If there is anything the town is famous for it’s the Terdal Shree Allamprabhu temple. Try googling “Terdal” and you’re likely to come across scores of entries related to banks IFSC code, Just Dial numbers and the name of the local MLA. The nearest big town is Jamkhandi, 18kms from Terdal while Sangli (Maharashtra) is 80kms away.
Kitturs of Terdal, a family of farmers, are writing the bright story of farming. A media which feeds on sensationalism has totally ignored the success stories scripted by the farmers nationwide. The Kitturs are believed to be originally from Kittur in Belgaum—famous for Rani Chennamma of the State of Kittur (1778–1829) who fought the British East India Company, during which a British Commissioner, St John Thackeray was killed. Prabhu Kittur, Dhareppa’s (23) nephew, is the recipient of Krishi Yuva Samman Farmer of the Year 2015 (Youth) Award, an initiative of the Mahindra Group, for his innovative farming technique of growing tissue culture bananas, using organic methods and drip irrigation. Like most youth of his age Prabhu likes to watch Hindi movies but is not able to string together enough Hindi words to form a sentence unlike his father. “My nephew dropped out of school after seventh standard and has been doing farming since then.
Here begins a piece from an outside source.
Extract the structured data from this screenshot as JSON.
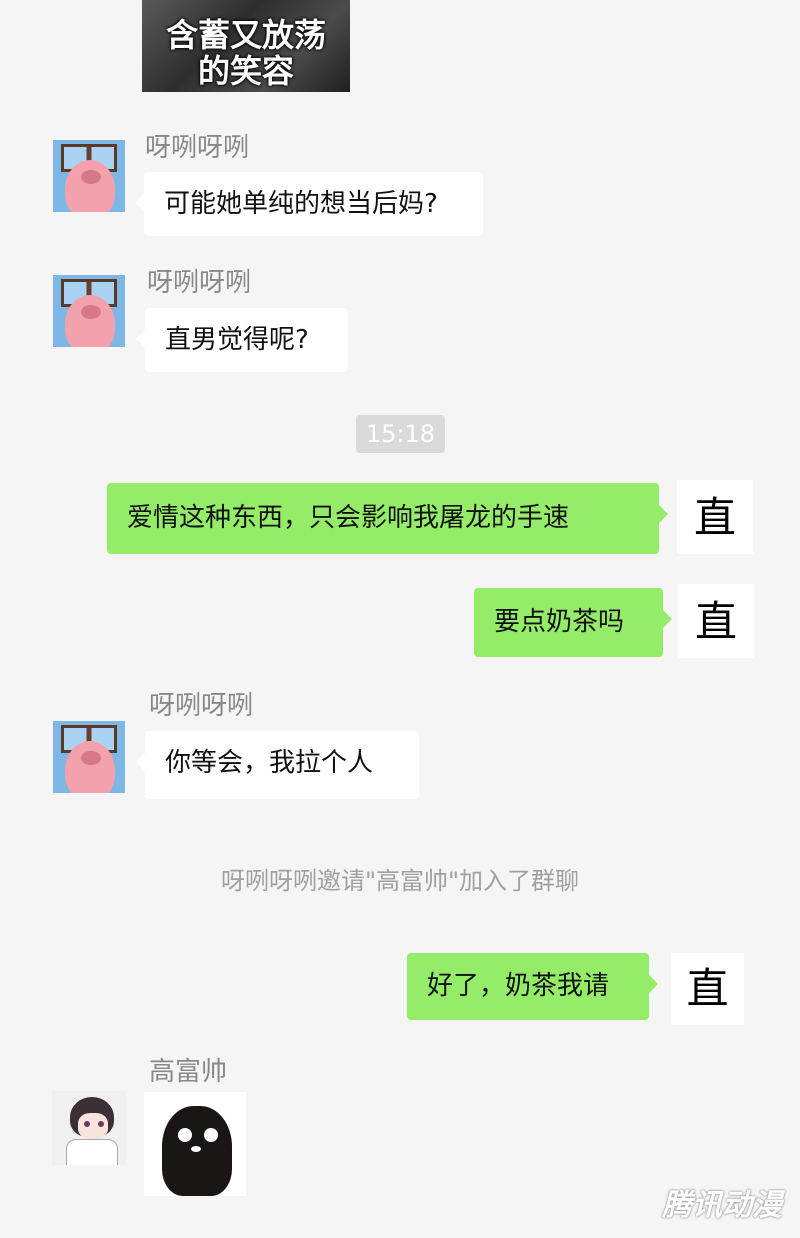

He was just six month old when my brother, Siddapa, died” says Dhareppa (46).
The Kittur family owns 19 acres. In one such acre Prabhu planted some 1800 G9 Banana tissue culture saplings in August 2013 and had a bumper crop 67,600kg of bananas. The irrigation was through drip organic fertilizers included vermicompost, Jeevamrut, Panchgavya, goat dung and biogas plant slurry was fed to the crop. The eleven-month crop was harvested in the month of August. In the rest 18 acres, the Kitturs grow vegetables, turmeric, onion, methi, palak etc. “We acquired sapling for Rs 10 each and intercropped it with marigold and chilli which also fetched us a good price,” says Dhareppa who sells the harvest at Terdal market on his own. “Marigold and Chilli gave us an additional Rs 60,000 and that too without any any added expenses.”
A farmer who likes to experiment, Dhareppa who never completed his schooling sells what he calls “organic milk” at a price of Rs 40 a litre. He has installed a biogas plant which takes care of his cooking gas requirement. “I take lot of care of my 15 cows and 10 goats give them proper cattle field,” says he. After having read an article in a local newspaper about scientist Jagdish Chandra Bose’s experiment with plants Dhareppa has been playing music to his cattle and the crops since last ten years. “Between 10pm and 4am every day I play recorded instrumental classical music and have seen an increase in the yields by 10 per cent,” Dhareppa concludes.